Entries from a dataset of interfaces
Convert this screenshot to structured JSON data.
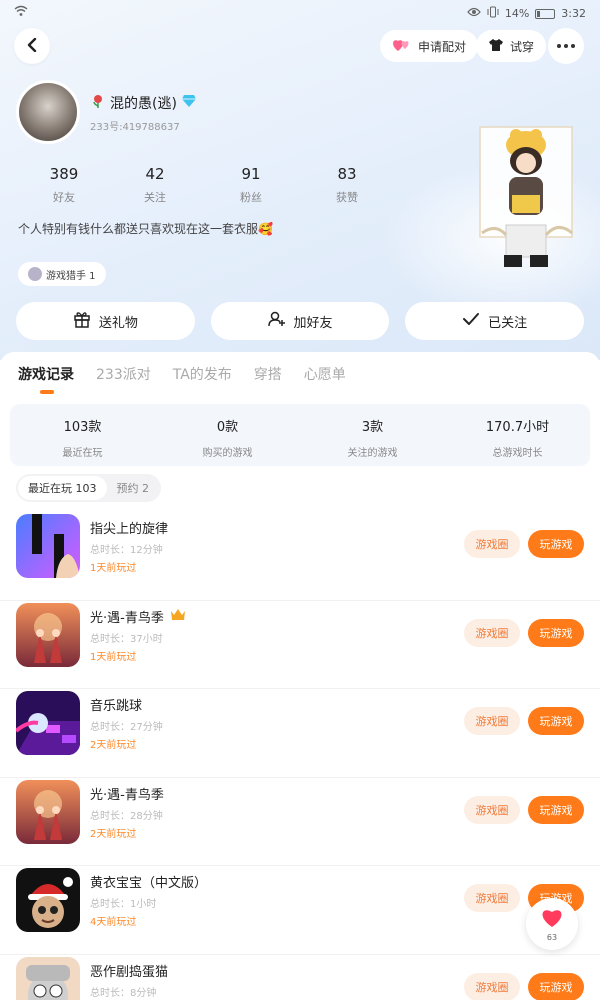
{
  "status_bar": {
    "battery": "14%",
    "time": "3:32"
  },
  "top_bar": {
    "apply_match": "申请配对",
    "try_on": "试穿"
  },
  "profile": {
    "nickname": "混的愚(逃)",
    "uid": "233号:419788637",
    "stats": [
      {
        "value": "389",
        "label": "好友"
      },
      {
        "value": "42",
        "label": "关注"
      },
      {
        "value": "91",
        "label": "粉丝"
      },
      {
        "value": "83",
        "label": "获赞"
      }
    ],
    "bio": "个人特别有钱什么都送只喜欢现在这一套衣服🥰",
    "tag": "游戏猎手 1"
  },
  "actions": {
    "gift": "送礼物",
    "add_friend": "加好友",
    "followed": "已关注"
  },
  "tabs": [
    "游戏记录",
    "233派对",
    "TA的发布",
    "穿搭",
    "心愿单"
  ],
  "summary": [
    {
      "value": "103款",
      "label": "最近在玩"
    },
    {
      "value": "0款",
      "label": "购买的游戏"
    },
    {
      "value": "3款",
      "label": "关注的游戏"
    },
    {
      "value": "170.7小时",
      "label": "总游戏时长"
    }
  ],
  "subtabs": [
    "最近在玩 103",
    "预约 2"
  ],
  "games": [
    {
      "name": "指尖上的旋律",
      "time": "总时长：12分钟",
      "last": "1天前玩过"
    },
    {
      "name": "光·遇-青鸟季",
      "time": "总时长：37小时",
      "last": "1天前玩过"
    },
    {
      "name": "音乐跳球",
      "time": "总时长：27分钟",
      "last": "2天前玩过"
    },
    {
      "name": "光·遇-青鸟季",
      "time": "总时长：28分钟",
      "last": "2天前玩过"
    },
    {
      "name": "黄衣宝宝（中文版）",
      "time": "总时长：1小时",
      "last": "4天前玩过"
    },
    {
      "name": "恶作剧捣蛋猫",
      "time": "总时长：8分钟",
      "last": ""
    }
  ],
  "game_buttons": {
    "circle": "游戏圈",
    "play": "玩游戏"
  },
  "float_like": {
    "count": "63"
  }
}
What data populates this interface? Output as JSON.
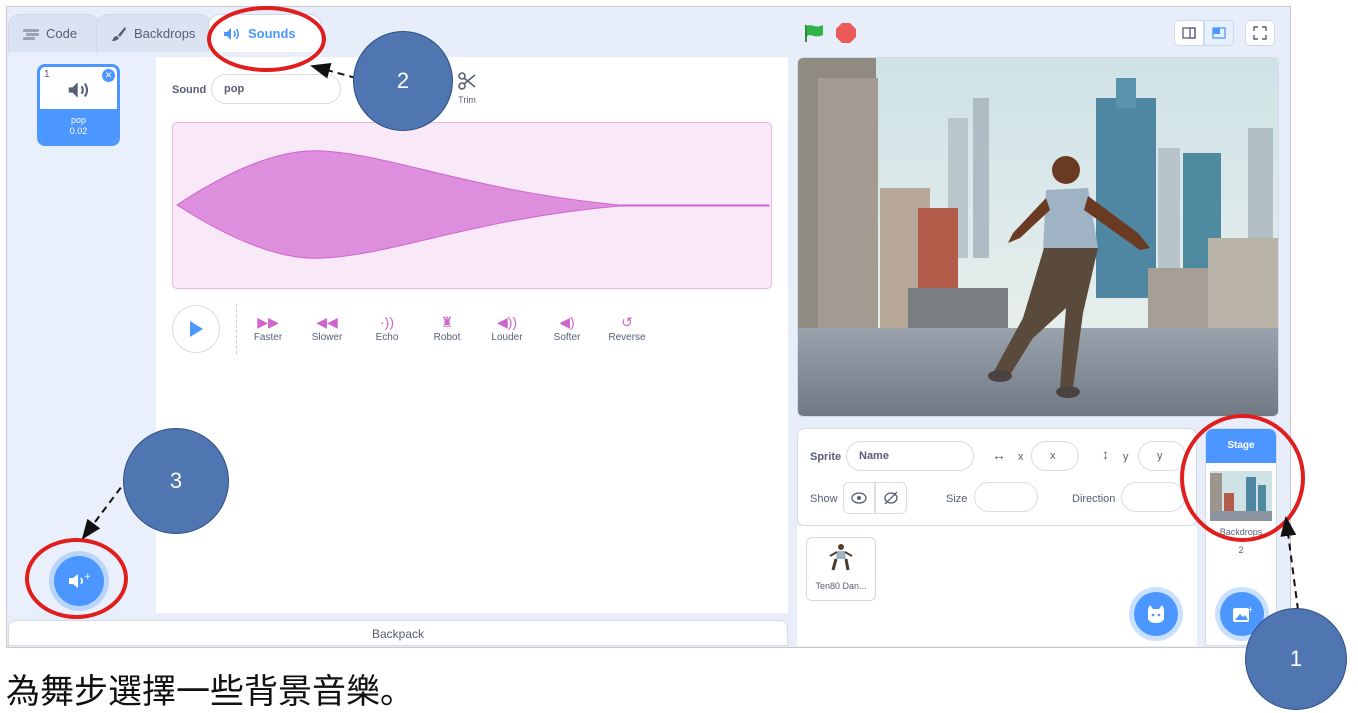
{
  "tabs": {
    "code": "Code",
    "backdrops": "Backdrops",
    "sounds": "Sounds"
  },
  "sound_list": [
    {
      "index": "1",
      "name": "pop",
      "duration": "0.02"
    }
  ],
  "editor": {
    "sound_label": "Sound",
    "sound_name": "pop",
    "trim_label": "Trim",
    "effects": [
      "Faster",
      "Slower",
      "Echo",
      "Robot",
      "Louder",
      "Softer",
      "Reverse"
    ]
  },
  "backpack": {
    "label": "Backpack"
  },
  "sprite_info": {
    "sprite_label": "Sprite",
    "name_placeholder": "Name",
    "x_label": "x",
    "x_placeholder": "x",
    "y_label": "y",
    "y_placeholder": "y",
    "show_label": "Show",
    "size_label": "Size",
    "direction_label": "Direction"
  },
  "sprites": [
    {
      "name": "Ten80 Dan..."
    }
  ],
  "stage_panel": {
    "title": "Stage",
    "backdrops_label": "Backdrops",
    "backdrops_count": "2"
  },
  "annotations": {
    "marker1": "1",
    "marker2": "2",
    "marker3": "3"
  },
  "caption": "為舞步選擇一些背景音樂。",
  "colors": {
    "accent": "#4c97ff",
    "sound_effect": "#cf63cf",
    "annotation_ring": "#e01e1e",
    "annotation_marker": "#4f76b0",
    "stop": "#ec5959",
    "flag": "#2fb34a"
  }
}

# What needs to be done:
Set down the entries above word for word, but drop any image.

# Worked solution:
Convert this screenshot to structured JSON data.
{
  "status_bar": {
    "battery": "14%",
    "time": "3:32"
  },
  "top_bar": {
    "apply_match": "申请配对",
    "try_on": "试穿"
  },
  "profile": {
    "nickname": "混的愚(逃)",
    "uid": "233号:419788637",
    "stats": [
      {
        "value": "389",
        "label": "好友"
      },
      {
        "value": "42",
        "label": "关注"
      },
      {
        "value": "91",
        "label": "粉丝"
      },
      {
        "value": "83",
        "label": "获赞"
      }
    ],
    "bio": "个人特别有钱什么都送只喜欢现在这一套衣服🥰",
    "tag": "游戏猎手 1"
  },
  "actions": {
    "gift": "送礼物",
    "add_friend": "加好友",
    "followed": "已关注"
  },
  "tabs": [
    "游戏记录",
    "233派对",
    "TA的发布",
    "穿搭",
    "心愿单"
  ],
  "summary": [
    {
      "value": "103款",
      "label": "最近在玩"
    },
    {
      "value": "0款",
      "label": "购买的游戏"
    },
    {
      "value": "3款",
      "label": "关注的游戏"
    },
    {
      "value": "170.7小时",
      "label": "总游戏时长"
    }
  ],
  "subtabs": [
    "最近在玩 103",
    "预约 2"
  ],
  "games": [
    {
      "name": "指尖上的旋律",
      "time": "总时长：12分钟",
      "last": "1天前玩过"
    },
    {
      "name": "光·遇-青鸟季",
      "time": "总时长：37小时",
      "last": "1天前玩过"
    },
    {
      "name": "音乐跳球",
      "time": "总时长：27分钟",
      "last": "2天前玩过"
    },
    {
      "name": "光·遇-青鸟季",
      "time": "总时长：28分钟",
      "last": "2天前玩过"
    },
    {
      "name": "黄衣宝宝（中文版）",
      "time": "总时长：1小时",
      "last": "4天前玩过"
    },
    {
      "name": "恶作剧捣蛋猫",
      "time": "总时长：8分钟",
      "last": ""
    }
  ],
  "game_buttons": {
    "circle": "游戏圈",
    "play": "玩游戏"
  },
  "float_like": {
    "count": "63"
  }
}
What data populates this interface? Output as JSON.
{
  "tabs": {
    "code": "Code",
    "backdrops": "Backdrops",
    "sounds": "Sounds"
  },
  "sound_list": [
    {
      "index": "1",
      "name": "pop",
      "duration": "0.02"
    }
  ],
  "editor": {
    "sound_label": "Sound",
    "sound_name": "pop",
    "trim_label": "Trim",
    "effects": [
      "Faster",
      "Slower",
      "Echo",
      "Robot",
      "Louder",
      "Softer",
      "Reverse"
    ]
  },
  "backpack": {
    "label": "Backpack"
  },
  "sprite_info": {
    "sprite_label": "Sprite",
    "name_placeholder": "Name",
    "x_label": "x",
    "x_placeholder": "x",
    "y_label": "y",
    "y_placeholder": "y",
    "show_label": "Show",
    "size_label": "Size",
    "direction_label": "Direction"
  },
  "sprites": [
    {
      "name": "Ten80 Dan..."
    }
  ],
  "stage_panel": {
    "title": "Stage",
    "backdrops_label": "Backdrops",
    "backdrops_count": "2"
  },
  "annotations": {
    "marker1": "1",
    "marker2": "2",
    "marker3": "3"
  },
  "caption": "為舞步選擇一些背景音樂。",
  "colors": {
    "accent": "#4c97ff",
    "sound_effect": "#cf63cf",
    "annotation_ring": "#e01e1e",
    "annotation_marker": "#4f76b0",
    "stop": "#ec5959",
    "flag": "#2fb34a"
  }
}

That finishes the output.